KUALA LUMPUR: Contemporary artist Red Hong Yi’s installation work, a world map made entirely of 50,000 green-tipped matchsticks, has made the cover of the latest issue of Time magazine on global climate change.
The photo shoot was held at KongsiKL arts space in Kuala Lumpur, with Red’s artwork being set on fire.
“What could possibly go wrong? Man, if the whole thing engulfed the entire building I guess. But we made sure that it didn’t go anywhere near that, ” says Red about the story behind the artwork.
Fire-retardant paint was sprayed on the front and back of the 2.3m x 3m artwork before it was torched, and firefighters were on standby.
The artwork is both an installation and performance art piece, with Red and her team of 12 Malaysians working together on its creation, photography and videography.
The dimensions and positions for the matchsticks were first designed on a computer, before the holes were laser cut into the board for insertion of the matchsticks.
Red describes the making of this work as a laborious process, one that took two weeks of sticking matchsticks into holes on the board for eight hours a day, before watching the piece burn down in two minutes.
The green matchsticks, placed at varying heights for topographic effect, were a metaphor for trees.
“The motivation behind it came from the urgency of having to tackle (climate change) together, ” adds Red in a recent Time interview.
“The idea came from wanting to highlight a world map, where everyone’s involved, and if one place is affected, the whole place is affected.”
The cover image was photographed by Annice Lyn, co-founder of Women Photographers Malaysia.
“It was surreal to find out that my photo was chosen for the cover. Of course, I’m very happy about it, but at the end of the day, this was really a team effort. There was an incredibly talented team supporting Red, including two other photographers, David Yeow and Jessie Lyee.
“I believe that photography has the power and magnitude to inform, reform, impact and unite people. This project is a great initiative that highlights the horrible reality of climate change that we are experiencing all over the world, ” says Lyn.
Such global issues apply to anyone regardless of cultural differences, or geographic location.
“As the Covid-19 pandemic continues to assail the world, we are reminded more than ever that no country is unaffected by global crises, whether it is a pandemic or economic collapse or, as this special issue highlights, global warming and climate change, ” adds Red.

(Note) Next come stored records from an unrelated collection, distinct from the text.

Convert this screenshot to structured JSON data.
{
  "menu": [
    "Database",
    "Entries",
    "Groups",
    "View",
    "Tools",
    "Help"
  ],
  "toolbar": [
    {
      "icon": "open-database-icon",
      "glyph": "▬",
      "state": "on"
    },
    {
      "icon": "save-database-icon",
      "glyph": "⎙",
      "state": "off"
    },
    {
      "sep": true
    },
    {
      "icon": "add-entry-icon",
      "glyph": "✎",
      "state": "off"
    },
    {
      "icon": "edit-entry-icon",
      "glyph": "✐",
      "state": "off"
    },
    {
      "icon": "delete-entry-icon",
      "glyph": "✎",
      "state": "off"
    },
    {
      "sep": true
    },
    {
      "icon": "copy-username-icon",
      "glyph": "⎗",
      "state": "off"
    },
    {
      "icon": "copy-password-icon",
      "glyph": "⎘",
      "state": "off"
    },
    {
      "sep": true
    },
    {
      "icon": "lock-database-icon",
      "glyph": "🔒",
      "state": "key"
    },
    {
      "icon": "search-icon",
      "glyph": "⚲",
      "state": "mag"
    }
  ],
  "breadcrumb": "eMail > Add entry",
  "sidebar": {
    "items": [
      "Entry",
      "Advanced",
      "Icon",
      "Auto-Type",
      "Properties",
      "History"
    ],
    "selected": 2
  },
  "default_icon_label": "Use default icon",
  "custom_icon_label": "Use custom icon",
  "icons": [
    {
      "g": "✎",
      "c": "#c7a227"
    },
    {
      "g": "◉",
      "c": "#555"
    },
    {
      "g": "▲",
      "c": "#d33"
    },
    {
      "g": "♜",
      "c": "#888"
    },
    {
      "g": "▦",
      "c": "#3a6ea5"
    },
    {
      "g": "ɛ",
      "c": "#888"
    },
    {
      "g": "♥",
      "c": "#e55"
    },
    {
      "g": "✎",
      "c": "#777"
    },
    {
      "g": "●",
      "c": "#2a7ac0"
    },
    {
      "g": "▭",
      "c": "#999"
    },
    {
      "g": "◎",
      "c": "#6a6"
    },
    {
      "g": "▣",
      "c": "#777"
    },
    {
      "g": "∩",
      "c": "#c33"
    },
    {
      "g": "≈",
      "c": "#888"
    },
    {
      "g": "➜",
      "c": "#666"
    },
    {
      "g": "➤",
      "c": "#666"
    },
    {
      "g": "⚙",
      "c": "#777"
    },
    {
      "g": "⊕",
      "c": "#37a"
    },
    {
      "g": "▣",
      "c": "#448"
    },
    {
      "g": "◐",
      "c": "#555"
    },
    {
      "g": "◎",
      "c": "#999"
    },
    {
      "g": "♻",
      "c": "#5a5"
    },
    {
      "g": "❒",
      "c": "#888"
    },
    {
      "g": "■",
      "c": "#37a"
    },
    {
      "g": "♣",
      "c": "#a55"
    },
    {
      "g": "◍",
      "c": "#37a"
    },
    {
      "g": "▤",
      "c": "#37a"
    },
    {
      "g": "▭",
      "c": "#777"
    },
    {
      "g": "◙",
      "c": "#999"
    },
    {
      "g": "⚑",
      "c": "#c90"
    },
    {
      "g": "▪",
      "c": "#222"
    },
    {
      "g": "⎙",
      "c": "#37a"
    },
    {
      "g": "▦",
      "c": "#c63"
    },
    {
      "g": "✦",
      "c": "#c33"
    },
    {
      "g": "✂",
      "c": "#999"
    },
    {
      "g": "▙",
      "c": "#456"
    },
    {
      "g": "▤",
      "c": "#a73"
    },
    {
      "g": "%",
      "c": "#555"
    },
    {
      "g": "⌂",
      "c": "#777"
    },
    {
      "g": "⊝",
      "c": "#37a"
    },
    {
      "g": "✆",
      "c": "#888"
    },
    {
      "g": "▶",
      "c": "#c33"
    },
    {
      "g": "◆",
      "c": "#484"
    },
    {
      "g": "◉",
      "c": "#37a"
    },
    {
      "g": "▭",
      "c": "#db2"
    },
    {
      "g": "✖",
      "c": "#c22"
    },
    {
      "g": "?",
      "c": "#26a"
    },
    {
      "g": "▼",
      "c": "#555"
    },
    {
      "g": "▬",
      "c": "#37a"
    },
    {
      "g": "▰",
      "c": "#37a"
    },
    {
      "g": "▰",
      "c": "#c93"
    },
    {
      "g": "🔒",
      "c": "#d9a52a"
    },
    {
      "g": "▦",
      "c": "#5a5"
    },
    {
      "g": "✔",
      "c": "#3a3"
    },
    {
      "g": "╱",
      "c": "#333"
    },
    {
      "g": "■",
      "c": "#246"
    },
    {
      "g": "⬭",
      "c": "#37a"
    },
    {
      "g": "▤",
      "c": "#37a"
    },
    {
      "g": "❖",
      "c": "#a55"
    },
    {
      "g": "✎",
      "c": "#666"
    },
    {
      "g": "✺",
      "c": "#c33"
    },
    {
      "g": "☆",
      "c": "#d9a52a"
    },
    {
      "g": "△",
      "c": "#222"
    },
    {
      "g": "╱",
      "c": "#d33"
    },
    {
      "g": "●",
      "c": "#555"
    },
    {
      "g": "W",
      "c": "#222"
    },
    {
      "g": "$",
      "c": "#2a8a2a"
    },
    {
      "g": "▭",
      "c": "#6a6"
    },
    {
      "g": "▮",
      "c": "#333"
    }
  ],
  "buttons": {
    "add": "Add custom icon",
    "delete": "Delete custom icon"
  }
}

Last year, Red tackled racism with portraits made from food items while in lockdown in Kota Kinabalu.
She spoke up against a spate of anti-Asian sentiment and racist attacks stemming from ignorance about the coronavirus with a series titled I Am Not A Virus.
The Sabah-born artist began her career as an architect and received her Masters of Architecture from the University of Melbourne.
Her work has been shown at H Queens in Hong Kong, the Asian Art Museum in San Francisco, World Economic Forum in Davos, Anchorage Museum in Alaska and JP Morgan Chase Bank.